  "Since when are you so anti-Hannah? You used to flirt with her all the time."

  That's the thing with both Kyler and Kai. While Kyler is mostly nice to me, and Kai spends a lot of time teasing me, neither of the guys have shown me the attention they've shown Hannah. Over the years, particularly when we all got in high school, both of them have spent a ton of time flirting with her and her friends, checking her out, and trying to get her attention.

  "I only flirt with her when I'm bored," Kai says, seeming bored right now. "But I get that she's a bitch. And I haven't liked her since I . . ." He trails off, but I know what he's going to say. Since I went off the deep end and went all bad boy. "But anyway, have fun on your trip." He winks at me, going from serious to joking in two seconds flat. "And bring back something super cool for your most awesome, super sexy next door neighbor."

  "Huh? Who am I supposed to bring the present back fo
r?" I glance around, pretending to be confused.

  His eyes narrow to slits, but he grins. "You know exactly who I'm talking about.
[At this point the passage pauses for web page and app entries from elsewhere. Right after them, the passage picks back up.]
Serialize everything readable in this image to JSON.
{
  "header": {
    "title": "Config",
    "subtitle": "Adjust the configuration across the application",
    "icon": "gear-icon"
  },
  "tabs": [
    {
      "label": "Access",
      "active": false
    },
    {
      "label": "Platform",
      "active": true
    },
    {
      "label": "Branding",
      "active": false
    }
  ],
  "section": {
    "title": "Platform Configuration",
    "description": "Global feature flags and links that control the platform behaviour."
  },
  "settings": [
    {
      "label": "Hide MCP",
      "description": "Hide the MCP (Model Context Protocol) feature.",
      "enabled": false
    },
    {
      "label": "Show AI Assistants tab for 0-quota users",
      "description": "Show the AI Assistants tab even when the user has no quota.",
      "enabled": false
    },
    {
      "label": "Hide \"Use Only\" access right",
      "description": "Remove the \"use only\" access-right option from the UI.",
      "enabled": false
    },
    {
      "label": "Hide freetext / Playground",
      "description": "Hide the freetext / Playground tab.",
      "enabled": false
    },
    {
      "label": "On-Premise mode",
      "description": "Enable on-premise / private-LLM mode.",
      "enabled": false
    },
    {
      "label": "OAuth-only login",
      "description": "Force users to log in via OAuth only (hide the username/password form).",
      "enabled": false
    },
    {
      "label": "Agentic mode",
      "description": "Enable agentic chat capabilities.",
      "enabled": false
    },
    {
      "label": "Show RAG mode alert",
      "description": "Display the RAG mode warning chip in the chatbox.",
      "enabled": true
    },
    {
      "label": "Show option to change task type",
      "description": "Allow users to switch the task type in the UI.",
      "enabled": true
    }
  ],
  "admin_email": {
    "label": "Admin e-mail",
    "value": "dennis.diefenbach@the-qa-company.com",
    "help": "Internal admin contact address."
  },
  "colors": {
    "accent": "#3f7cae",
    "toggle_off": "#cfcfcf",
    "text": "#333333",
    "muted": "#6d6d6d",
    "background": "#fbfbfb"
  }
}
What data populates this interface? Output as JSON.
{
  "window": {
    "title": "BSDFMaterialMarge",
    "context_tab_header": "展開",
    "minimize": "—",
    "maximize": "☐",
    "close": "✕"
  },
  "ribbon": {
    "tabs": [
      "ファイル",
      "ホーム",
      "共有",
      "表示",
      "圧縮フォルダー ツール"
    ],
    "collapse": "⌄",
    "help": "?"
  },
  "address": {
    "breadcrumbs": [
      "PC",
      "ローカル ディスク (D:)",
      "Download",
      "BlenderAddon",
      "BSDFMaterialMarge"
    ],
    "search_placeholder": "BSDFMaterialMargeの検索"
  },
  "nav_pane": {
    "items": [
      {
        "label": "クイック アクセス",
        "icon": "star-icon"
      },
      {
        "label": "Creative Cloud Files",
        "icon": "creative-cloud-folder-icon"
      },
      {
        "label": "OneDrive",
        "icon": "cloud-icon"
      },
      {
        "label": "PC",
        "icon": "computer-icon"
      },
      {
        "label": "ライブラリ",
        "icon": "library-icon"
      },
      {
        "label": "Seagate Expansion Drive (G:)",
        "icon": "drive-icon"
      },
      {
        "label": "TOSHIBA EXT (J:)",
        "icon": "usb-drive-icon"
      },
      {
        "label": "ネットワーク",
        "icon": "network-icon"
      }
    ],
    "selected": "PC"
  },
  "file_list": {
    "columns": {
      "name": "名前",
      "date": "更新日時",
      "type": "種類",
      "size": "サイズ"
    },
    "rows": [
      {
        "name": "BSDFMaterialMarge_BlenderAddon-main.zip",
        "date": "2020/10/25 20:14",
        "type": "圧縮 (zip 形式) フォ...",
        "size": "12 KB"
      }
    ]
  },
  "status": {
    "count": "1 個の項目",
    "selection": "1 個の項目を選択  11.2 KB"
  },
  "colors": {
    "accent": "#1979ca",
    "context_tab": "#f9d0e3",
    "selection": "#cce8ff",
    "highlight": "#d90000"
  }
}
The guy who fills up all of your dreams."

  "You mean Johny Palerson?" I feign innocence.

  He snickers. "I forgot about your little seventh grade crush on that douche." He pauses. "You're still not into him, are you?"

  "I'm more into him than my cocky neighbor next door," I quip with a sassy smirk.

  His eyes darken as he backs away from me. "You know, if you bring me back a present, it means that's not true. That you do really like me." He winks at me again and walks into the house before I can get another word out.

  His advice echoes in my head.

  He may joke around a lot with me, but when he gets all serious, he actually gives pretty good advice.

  I make a vow to myself right then and there that when I get back from this trip, things will change. I'm not sure how it's going to happen, but if I can survive seventeen years of being picked on, I sure as hell can figure out a way to finally make it stop.

  I'M STILL TRYING to create an awesome plan on how to get Hannah to respect me, when my dad returns to the car.

  "Ready?" he asks me as he fishes the keys from his slacks.

  Nodding, I hop into the passenger seat.

  My thoughts remain stuck in Awesome Plan Land for most of the thirty-minute drive across town. The only time the quietness is broken is when we stop at the drive-thru to get ice cream like my dad promised, and he asks me what flavor I want.

  By the time we pull up to the Sunnyvale Bay Community, I'm still lost on how to make Hannah see me differently. It doesn't seem possible, considering I'm basically trying to figure out a way to get Hannah, The Wicked Wench of the Anders' House, to be nicer to me.

  No, I can do this, I tell myself. I need to be more optimistic. I have a whole three months to figure this all out.

  The Sunnyvale Bay Community looks like an ordinary apartment complex, except all the tenants are fifty-five and over. Grandma Stephy moved here about a year ago after my grandpa passed away from cancer. While my grandpa was a man of few words, he was probably my favorite family member besides Grandma Stephy. Whenever I visited, he'd take me down to the gas station to buy a soda and candy. We'd cruise on the back roads in his old truck, listening to old country singers, mostly Hank Williams and Johnny Cash, with the windows down, even if it was wintertime. He never took Hannah with us. Said she threw too many tantrums. Our drives always made me feel special, like someone actually wanted to spend time with me, like I was more than just Hannah's dorky little sister who no one ever wanted around.